> _Interface dataset entries_

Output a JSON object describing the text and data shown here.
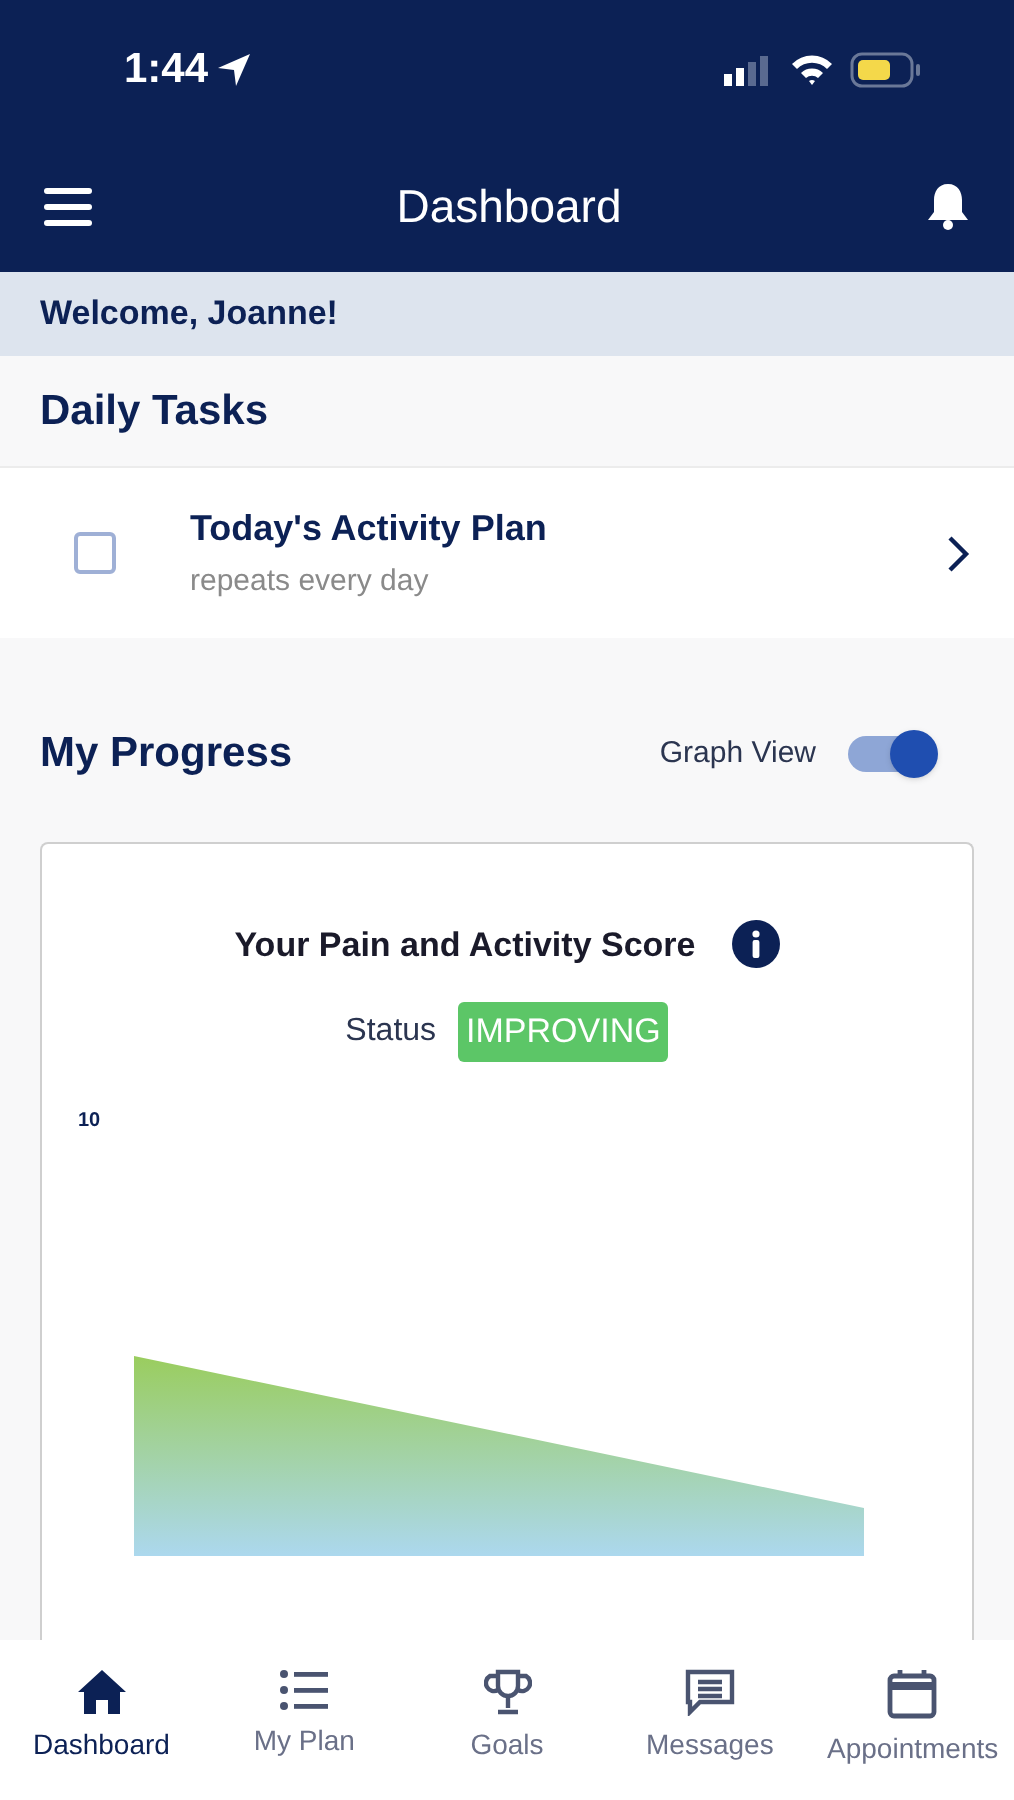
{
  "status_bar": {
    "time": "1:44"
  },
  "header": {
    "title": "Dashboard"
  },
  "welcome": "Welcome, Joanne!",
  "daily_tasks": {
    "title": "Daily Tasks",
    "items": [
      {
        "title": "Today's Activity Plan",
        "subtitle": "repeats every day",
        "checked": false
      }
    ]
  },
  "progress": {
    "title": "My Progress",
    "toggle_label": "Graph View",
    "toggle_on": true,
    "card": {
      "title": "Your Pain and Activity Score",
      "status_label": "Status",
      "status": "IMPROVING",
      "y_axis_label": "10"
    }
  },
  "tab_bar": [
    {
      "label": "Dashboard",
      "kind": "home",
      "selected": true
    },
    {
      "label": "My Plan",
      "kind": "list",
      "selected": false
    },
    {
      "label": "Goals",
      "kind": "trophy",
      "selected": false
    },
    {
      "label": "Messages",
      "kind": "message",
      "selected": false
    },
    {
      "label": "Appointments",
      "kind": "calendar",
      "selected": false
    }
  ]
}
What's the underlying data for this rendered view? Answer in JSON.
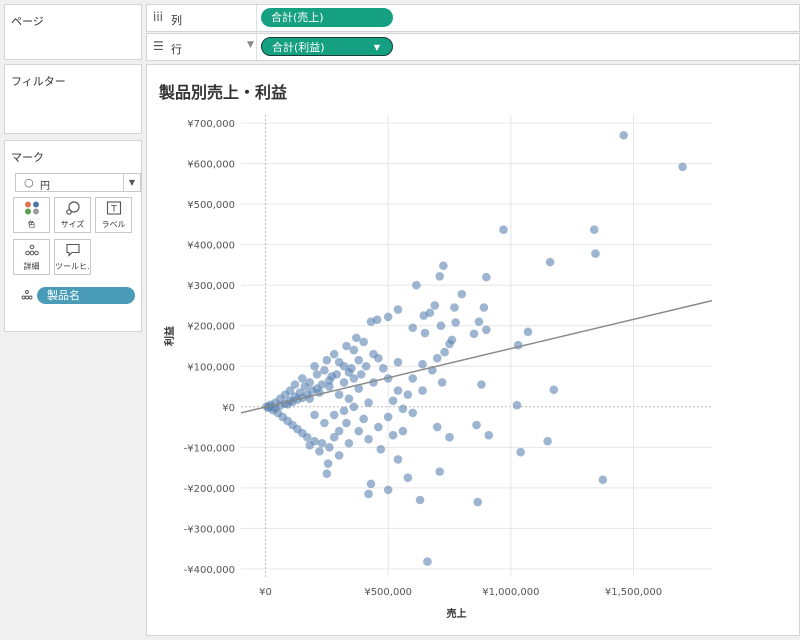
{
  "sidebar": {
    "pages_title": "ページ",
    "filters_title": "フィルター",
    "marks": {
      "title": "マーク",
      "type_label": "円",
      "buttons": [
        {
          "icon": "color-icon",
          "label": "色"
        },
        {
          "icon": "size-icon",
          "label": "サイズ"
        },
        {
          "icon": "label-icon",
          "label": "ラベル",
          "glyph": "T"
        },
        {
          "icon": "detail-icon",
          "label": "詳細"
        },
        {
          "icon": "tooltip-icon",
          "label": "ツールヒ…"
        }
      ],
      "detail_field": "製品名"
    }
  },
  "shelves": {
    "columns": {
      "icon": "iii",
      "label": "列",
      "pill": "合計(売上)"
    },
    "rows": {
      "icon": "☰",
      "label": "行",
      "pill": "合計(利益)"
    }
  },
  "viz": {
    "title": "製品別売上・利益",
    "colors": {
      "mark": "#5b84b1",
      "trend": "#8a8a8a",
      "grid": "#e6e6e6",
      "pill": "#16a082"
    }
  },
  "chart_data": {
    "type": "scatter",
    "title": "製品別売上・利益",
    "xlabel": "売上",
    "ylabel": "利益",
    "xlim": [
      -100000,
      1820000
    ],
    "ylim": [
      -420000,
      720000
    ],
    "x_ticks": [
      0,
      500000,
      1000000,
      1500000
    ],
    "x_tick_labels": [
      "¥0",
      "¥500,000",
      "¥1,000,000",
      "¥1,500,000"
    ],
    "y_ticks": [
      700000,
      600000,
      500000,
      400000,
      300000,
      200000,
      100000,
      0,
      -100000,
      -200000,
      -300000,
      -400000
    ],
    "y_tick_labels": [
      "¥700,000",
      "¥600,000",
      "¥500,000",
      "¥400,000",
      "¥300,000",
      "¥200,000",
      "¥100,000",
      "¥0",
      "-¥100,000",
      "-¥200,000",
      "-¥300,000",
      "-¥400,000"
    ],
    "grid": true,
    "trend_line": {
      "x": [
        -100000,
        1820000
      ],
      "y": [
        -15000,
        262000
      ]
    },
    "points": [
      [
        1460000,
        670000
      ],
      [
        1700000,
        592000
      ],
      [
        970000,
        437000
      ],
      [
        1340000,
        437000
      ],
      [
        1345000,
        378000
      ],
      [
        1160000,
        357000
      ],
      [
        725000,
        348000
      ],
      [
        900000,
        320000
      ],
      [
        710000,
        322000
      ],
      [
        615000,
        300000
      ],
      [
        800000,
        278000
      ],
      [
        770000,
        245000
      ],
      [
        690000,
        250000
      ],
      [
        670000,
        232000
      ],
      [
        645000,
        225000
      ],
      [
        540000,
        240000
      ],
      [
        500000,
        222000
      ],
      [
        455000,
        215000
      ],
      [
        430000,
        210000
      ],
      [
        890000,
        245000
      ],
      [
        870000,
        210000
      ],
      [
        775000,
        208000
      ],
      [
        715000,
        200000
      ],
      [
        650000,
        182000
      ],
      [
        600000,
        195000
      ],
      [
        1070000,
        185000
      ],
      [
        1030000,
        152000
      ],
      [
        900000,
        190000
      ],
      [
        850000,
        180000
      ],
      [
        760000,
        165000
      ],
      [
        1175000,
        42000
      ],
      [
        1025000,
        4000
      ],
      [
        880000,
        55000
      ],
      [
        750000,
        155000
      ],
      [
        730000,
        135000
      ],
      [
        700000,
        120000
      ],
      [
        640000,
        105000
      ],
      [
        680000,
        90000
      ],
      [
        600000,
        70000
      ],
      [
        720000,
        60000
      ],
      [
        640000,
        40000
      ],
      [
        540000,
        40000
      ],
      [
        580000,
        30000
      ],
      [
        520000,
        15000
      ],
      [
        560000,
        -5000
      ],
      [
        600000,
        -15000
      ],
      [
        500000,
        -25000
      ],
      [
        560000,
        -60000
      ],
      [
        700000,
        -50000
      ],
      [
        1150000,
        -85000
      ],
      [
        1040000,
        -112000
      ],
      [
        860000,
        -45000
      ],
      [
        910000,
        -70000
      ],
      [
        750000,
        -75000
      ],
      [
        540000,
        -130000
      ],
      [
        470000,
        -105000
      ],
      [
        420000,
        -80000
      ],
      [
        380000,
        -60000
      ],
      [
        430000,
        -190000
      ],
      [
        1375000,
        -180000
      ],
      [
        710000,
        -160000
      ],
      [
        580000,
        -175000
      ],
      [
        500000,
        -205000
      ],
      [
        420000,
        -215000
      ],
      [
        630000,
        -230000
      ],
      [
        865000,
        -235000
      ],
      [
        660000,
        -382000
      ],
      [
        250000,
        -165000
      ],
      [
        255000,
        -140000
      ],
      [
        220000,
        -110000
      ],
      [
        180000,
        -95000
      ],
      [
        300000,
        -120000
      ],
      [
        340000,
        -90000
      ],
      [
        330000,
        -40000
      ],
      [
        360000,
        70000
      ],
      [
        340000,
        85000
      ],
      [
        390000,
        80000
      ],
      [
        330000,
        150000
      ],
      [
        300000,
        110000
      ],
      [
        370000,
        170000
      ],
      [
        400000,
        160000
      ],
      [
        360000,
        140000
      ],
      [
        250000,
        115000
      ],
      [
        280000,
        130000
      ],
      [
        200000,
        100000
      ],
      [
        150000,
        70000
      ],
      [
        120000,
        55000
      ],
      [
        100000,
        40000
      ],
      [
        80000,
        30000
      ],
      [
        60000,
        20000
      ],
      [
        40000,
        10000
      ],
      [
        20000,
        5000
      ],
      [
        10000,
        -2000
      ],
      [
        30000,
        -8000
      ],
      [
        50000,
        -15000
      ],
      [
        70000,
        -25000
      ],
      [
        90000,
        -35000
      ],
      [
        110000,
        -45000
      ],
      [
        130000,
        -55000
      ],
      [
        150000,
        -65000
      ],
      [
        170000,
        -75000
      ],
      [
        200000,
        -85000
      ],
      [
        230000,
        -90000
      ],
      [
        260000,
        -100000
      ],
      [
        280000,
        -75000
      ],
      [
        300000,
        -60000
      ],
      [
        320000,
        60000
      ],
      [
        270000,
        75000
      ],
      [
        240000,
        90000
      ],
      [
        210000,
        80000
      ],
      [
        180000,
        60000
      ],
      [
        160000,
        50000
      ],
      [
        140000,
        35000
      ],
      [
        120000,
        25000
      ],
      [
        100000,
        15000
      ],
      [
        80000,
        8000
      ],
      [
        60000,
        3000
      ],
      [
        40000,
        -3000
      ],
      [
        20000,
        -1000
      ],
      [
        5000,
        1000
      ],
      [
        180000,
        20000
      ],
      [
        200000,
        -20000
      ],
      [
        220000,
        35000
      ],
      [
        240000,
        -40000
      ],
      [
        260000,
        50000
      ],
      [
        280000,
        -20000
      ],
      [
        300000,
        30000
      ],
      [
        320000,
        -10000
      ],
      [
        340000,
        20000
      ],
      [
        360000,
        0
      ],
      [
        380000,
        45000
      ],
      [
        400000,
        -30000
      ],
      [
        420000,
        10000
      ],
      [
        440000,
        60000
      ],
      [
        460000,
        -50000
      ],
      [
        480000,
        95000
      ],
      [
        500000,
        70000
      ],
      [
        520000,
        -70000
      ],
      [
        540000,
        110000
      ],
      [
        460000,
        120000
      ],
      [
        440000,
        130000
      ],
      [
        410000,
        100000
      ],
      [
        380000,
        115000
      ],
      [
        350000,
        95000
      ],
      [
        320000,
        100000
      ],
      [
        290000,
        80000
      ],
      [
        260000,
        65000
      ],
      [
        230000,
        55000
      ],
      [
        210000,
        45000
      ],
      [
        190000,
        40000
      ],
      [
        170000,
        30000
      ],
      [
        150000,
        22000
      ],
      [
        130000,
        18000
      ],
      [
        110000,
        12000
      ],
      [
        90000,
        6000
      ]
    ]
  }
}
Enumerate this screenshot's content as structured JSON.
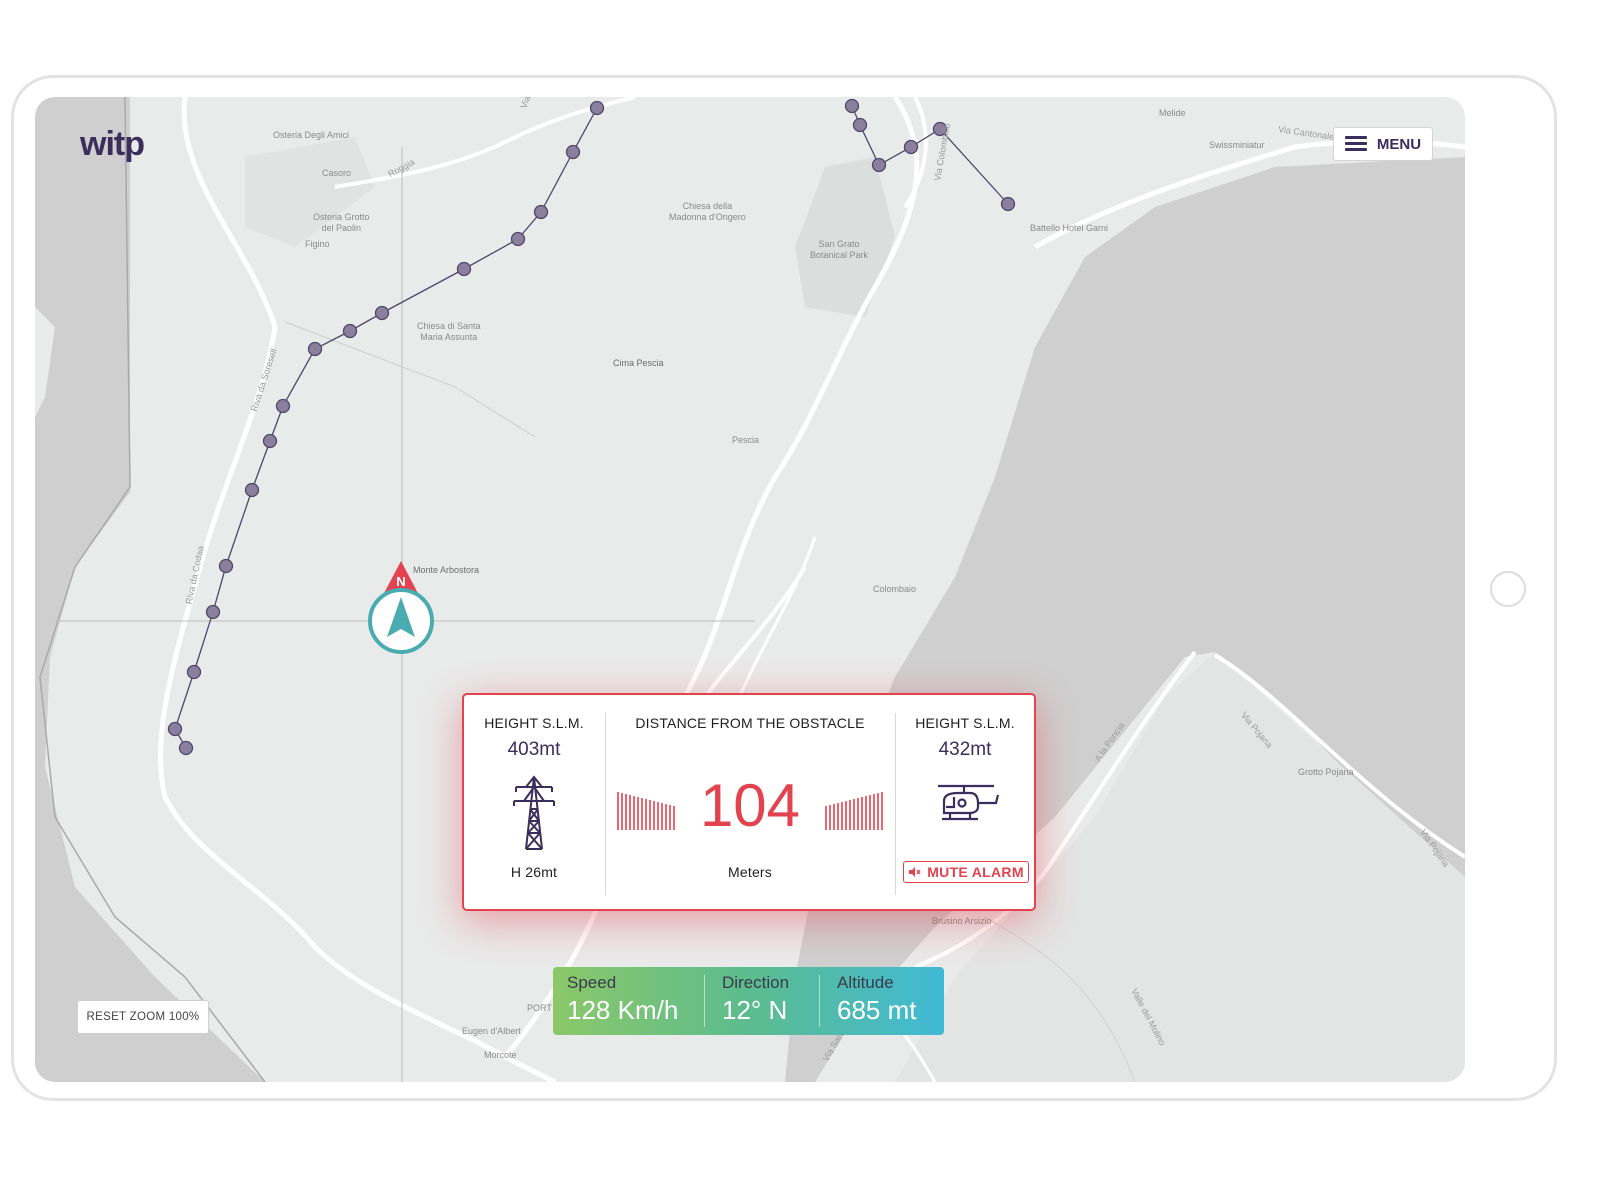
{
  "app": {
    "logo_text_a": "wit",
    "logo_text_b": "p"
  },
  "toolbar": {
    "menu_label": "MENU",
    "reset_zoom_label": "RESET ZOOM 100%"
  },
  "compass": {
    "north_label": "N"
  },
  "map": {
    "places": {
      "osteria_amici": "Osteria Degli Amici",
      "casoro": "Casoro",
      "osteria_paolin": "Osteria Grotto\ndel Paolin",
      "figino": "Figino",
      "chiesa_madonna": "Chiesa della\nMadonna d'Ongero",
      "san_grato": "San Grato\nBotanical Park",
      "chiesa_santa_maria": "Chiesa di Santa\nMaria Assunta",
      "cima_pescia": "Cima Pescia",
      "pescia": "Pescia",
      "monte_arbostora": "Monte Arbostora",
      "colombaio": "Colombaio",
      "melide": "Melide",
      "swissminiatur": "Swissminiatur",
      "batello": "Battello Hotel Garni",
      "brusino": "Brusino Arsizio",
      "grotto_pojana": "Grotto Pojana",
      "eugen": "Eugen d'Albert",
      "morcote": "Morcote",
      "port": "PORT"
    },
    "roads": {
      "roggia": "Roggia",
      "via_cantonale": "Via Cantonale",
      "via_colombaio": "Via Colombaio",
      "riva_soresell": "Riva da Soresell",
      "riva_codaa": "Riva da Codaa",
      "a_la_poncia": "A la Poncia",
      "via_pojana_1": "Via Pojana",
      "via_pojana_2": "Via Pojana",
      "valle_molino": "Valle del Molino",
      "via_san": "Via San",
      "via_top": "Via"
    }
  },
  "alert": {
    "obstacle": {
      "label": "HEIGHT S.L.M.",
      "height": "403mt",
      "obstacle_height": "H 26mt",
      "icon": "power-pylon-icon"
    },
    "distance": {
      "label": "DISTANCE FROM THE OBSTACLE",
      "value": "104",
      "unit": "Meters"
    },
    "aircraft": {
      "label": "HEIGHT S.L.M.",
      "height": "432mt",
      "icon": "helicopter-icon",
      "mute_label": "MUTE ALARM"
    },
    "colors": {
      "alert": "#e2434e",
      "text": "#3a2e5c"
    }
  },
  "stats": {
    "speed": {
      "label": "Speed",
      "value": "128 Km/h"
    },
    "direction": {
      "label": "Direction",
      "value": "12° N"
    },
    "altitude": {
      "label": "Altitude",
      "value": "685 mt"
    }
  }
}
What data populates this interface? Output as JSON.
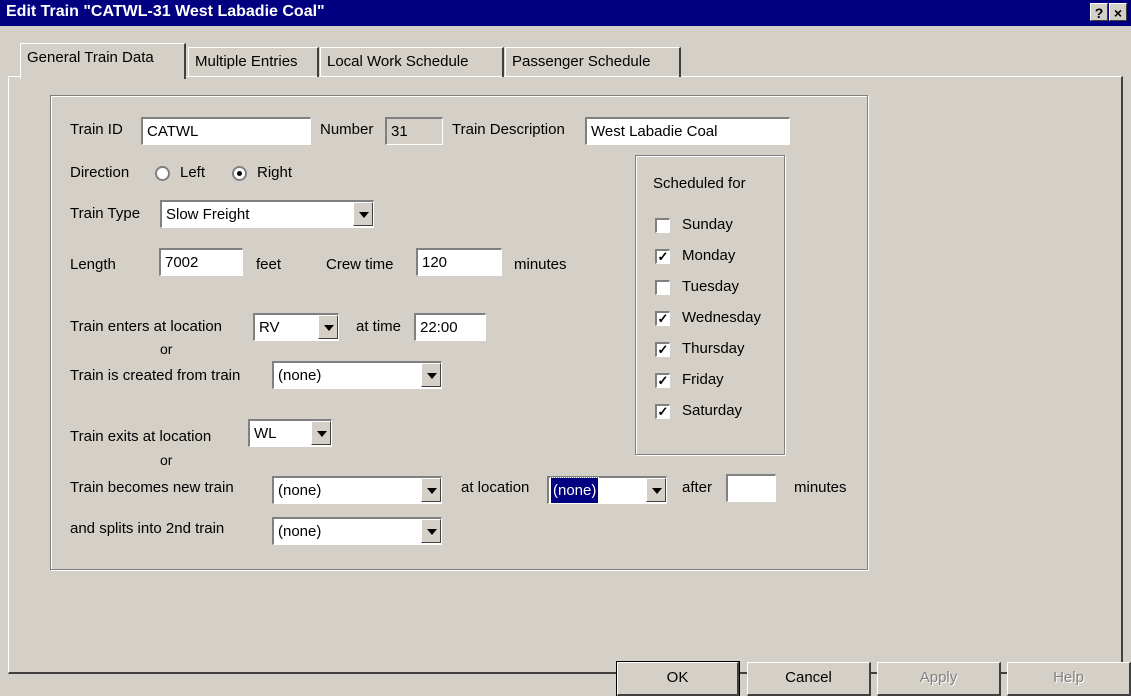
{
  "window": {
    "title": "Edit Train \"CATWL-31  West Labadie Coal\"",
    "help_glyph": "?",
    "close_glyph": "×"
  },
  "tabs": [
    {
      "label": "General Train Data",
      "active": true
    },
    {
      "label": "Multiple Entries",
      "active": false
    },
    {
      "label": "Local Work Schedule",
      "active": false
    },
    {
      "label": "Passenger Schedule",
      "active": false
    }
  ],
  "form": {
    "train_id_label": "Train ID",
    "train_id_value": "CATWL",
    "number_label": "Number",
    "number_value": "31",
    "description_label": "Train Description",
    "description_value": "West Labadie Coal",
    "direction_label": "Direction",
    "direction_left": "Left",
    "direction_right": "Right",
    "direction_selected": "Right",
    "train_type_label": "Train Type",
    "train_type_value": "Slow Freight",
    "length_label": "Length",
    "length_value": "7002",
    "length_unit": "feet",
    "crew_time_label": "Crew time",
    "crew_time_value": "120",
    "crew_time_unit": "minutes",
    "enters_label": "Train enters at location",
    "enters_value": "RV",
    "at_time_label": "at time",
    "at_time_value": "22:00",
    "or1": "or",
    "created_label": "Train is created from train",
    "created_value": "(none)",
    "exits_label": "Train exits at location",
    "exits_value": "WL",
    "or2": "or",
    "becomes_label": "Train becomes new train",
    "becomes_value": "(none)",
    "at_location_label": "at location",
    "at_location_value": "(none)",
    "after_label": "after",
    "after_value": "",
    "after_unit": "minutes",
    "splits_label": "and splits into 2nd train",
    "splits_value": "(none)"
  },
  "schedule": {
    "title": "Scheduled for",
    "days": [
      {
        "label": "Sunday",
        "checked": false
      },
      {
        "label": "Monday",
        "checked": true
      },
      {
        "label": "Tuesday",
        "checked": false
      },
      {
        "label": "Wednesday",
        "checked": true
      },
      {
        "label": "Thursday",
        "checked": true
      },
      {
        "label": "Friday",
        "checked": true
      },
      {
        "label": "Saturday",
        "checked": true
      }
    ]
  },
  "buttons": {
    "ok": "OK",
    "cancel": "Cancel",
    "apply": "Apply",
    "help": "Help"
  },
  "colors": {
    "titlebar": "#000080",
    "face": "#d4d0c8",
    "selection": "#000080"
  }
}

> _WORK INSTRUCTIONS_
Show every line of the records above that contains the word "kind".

> _RESULT_
      "kind": "home",
      "kind": "list",
      "kind": "trophy",
      "kind": "message",
      "kind": "calendar",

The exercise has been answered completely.